══ DATA TO PROCESS ══

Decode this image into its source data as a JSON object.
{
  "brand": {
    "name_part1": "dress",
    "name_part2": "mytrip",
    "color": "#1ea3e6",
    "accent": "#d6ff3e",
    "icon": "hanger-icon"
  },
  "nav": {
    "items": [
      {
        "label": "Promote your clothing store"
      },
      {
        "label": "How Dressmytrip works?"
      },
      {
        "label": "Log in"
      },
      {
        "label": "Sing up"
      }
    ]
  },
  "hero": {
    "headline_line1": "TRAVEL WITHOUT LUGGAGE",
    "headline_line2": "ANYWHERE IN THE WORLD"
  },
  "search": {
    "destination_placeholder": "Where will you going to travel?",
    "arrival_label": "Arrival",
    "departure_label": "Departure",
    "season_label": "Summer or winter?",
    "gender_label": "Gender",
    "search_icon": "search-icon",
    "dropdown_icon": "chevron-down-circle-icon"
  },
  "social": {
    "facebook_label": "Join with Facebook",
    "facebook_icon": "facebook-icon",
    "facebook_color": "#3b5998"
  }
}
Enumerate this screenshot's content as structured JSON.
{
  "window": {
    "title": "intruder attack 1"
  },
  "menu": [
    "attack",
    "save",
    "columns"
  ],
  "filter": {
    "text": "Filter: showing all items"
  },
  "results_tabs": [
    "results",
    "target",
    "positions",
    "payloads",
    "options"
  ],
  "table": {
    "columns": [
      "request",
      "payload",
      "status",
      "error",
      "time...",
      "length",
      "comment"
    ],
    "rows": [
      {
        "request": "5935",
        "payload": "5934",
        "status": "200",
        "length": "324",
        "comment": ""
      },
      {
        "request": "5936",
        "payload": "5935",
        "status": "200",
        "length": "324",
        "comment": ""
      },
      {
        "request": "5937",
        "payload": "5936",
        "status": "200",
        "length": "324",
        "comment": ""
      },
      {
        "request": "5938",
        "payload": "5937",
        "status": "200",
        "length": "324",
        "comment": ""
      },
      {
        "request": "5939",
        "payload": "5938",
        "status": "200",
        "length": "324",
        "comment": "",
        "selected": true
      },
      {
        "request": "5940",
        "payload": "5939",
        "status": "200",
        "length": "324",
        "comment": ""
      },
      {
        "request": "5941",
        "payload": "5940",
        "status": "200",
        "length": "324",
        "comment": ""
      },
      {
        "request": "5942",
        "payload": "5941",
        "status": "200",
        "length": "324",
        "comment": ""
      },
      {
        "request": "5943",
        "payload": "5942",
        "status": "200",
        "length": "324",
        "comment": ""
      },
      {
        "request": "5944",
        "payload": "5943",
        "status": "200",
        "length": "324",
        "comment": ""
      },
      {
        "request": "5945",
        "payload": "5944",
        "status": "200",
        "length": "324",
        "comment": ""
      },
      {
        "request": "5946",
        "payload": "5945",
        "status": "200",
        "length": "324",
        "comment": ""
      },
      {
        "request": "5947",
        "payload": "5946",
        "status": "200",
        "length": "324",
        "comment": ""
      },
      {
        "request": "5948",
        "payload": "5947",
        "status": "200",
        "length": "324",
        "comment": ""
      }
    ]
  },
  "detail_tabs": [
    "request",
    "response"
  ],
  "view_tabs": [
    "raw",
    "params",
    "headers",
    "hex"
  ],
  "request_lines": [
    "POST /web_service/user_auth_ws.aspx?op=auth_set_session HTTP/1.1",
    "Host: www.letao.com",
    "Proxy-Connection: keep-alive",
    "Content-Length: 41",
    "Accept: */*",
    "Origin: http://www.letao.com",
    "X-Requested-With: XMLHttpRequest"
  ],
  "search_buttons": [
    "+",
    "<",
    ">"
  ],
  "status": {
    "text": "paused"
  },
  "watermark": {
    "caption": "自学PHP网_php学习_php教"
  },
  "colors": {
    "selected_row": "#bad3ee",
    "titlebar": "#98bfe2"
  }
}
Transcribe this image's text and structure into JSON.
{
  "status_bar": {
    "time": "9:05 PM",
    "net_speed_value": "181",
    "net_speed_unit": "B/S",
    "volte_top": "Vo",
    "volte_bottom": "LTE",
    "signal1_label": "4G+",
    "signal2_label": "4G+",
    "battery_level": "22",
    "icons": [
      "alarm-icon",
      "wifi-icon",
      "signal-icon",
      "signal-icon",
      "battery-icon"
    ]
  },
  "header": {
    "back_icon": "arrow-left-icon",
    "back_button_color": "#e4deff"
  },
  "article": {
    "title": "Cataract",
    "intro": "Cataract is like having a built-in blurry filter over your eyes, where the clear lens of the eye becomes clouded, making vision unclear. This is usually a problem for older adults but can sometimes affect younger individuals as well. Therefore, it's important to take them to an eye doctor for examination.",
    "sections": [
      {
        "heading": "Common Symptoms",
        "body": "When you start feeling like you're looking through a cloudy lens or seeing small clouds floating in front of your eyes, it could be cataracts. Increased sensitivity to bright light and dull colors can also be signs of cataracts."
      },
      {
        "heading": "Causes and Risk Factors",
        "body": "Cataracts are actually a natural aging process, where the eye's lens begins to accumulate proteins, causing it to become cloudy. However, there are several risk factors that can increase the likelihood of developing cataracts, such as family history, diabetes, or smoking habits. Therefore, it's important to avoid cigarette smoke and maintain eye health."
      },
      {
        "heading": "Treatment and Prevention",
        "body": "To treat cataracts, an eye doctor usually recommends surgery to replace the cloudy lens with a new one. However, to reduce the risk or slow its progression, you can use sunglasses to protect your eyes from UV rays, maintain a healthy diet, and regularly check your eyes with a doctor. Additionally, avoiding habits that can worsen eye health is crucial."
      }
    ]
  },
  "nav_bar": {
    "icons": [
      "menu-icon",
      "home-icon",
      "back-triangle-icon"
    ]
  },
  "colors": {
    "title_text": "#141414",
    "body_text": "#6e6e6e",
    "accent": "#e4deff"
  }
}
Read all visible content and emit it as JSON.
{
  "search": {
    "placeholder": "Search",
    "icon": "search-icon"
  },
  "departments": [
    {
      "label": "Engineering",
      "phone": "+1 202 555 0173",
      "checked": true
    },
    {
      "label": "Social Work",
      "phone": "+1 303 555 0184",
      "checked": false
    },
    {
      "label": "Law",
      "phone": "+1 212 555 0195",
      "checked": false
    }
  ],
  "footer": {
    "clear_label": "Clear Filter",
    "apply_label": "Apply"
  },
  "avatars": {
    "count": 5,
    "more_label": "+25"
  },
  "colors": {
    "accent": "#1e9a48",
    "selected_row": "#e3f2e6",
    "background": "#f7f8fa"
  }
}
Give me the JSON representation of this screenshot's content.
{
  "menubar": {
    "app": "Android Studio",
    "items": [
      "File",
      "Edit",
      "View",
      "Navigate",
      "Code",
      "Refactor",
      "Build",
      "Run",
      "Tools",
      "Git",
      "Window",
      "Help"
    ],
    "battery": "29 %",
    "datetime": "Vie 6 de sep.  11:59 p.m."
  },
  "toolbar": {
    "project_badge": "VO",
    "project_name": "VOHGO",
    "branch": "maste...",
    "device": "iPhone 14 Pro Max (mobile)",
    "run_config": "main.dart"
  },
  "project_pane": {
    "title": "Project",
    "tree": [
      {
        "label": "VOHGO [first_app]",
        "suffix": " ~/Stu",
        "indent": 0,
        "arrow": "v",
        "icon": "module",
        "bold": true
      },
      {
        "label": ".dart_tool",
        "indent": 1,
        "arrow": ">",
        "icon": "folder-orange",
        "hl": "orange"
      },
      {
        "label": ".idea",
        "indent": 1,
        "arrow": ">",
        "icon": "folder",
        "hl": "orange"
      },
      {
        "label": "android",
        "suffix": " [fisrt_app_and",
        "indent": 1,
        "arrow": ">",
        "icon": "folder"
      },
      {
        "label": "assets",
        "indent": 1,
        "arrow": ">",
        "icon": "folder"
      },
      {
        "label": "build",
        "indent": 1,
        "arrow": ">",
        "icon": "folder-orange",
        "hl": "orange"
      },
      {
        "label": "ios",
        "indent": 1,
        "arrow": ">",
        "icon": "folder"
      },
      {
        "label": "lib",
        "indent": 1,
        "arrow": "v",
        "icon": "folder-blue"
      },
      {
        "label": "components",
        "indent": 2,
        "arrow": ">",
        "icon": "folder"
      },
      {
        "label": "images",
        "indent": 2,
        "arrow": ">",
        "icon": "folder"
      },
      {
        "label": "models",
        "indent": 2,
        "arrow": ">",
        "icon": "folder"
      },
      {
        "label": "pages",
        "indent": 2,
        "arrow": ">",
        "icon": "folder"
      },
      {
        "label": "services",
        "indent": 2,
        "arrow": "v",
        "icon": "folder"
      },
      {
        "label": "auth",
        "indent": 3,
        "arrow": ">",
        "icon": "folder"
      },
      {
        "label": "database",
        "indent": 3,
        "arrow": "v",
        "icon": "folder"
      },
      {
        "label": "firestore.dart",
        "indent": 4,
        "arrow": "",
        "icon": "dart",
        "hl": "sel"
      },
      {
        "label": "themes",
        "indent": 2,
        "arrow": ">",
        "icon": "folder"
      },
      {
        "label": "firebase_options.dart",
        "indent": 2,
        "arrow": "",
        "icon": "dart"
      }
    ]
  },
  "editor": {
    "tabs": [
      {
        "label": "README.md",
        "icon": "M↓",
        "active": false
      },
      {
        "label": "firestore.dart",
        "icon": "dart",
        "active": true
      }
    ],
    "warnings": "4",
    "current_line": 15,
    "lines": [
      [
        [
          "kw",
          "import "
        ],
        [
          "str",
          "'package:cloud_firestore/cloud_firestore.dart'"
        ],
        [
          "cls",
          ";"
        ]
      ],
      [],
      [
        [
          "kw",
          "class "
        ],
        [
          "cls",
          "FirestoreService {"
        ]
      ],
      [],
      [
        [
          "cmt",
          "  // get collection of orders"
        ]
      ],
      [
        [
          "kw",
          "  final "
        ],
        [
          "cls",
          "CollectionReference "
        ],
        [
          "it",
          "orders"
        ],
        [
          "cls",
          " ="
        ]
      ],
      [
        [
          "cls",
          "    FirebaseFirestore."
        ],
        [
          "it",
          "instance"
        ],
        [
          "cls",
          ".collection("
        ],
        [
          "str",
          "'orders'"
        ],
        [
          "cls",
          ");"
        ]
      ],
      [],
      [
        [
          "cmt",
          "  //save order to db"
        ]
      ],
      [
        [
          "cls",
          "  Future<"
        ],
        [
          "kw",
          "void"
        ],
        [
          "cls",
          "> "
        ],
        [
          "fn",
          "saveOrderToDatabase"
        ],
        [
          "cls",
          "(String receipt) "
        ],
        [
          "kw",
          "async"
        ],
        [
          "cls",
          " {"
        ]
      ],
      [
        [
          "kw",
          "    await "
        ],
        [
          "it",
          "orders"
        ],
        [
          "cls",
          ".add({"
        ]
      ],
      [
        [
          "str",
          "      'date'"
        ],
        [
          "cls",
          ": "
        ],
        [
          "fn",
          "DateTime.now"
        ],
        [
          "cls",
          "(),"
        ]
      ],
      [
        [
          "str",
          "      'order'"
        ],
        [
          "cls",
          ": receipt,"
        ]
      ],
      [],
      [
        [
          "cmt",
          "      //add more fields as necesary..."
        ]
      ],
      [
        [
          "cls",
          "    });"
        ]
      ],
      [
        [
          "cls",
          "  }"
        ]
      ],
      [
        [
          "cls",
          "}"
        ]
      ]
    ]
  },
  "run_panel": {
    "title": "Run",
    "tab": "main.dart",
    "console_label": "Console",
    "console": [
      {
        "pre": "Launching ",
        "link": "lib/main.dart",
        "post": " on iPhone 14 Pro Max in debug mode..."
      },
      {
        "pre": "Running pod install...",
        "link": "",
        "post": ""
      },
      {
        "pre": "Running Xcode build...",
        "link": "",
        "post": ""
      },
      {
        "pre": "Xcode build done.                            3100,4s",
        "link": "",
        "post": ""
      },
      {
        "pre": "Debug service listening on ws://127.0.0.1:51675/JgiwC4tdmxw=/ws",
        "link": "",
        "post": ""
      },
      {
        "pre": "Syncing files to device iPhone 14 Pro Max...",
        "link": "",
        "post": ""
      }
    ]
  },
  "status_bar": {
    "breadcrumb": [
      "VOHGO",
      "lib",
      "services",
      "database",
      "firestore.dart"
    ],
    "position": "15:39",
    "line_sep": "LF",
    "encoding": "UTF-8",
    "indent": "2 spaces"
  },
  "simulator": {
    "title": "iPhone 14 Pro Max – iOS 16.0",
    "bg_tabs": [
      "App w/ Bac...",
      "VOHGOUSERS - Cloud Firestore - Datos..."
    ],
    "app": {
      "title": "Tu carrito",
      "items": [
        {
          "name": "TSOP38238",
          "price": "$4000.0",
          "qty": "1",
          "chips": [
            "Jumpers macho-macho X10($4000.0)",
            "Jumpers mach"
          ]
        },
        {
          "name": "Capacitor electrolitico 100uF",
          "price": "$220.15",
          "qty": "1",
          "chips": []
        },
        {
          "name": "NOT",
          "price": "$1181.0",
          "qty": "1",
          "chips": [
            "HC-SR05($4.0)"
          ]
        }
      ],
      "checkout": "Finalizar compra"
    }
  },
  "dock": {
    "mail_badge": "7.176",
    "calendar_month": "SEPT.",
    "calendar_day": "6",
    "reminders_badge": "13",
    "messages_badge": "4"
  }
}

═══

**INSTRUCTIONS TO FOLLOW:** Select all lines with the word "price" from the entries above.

**FINAL ANSWER:**
          "price": "$4000.0",
          "price": "$220.15",
          "price": "$1181.0",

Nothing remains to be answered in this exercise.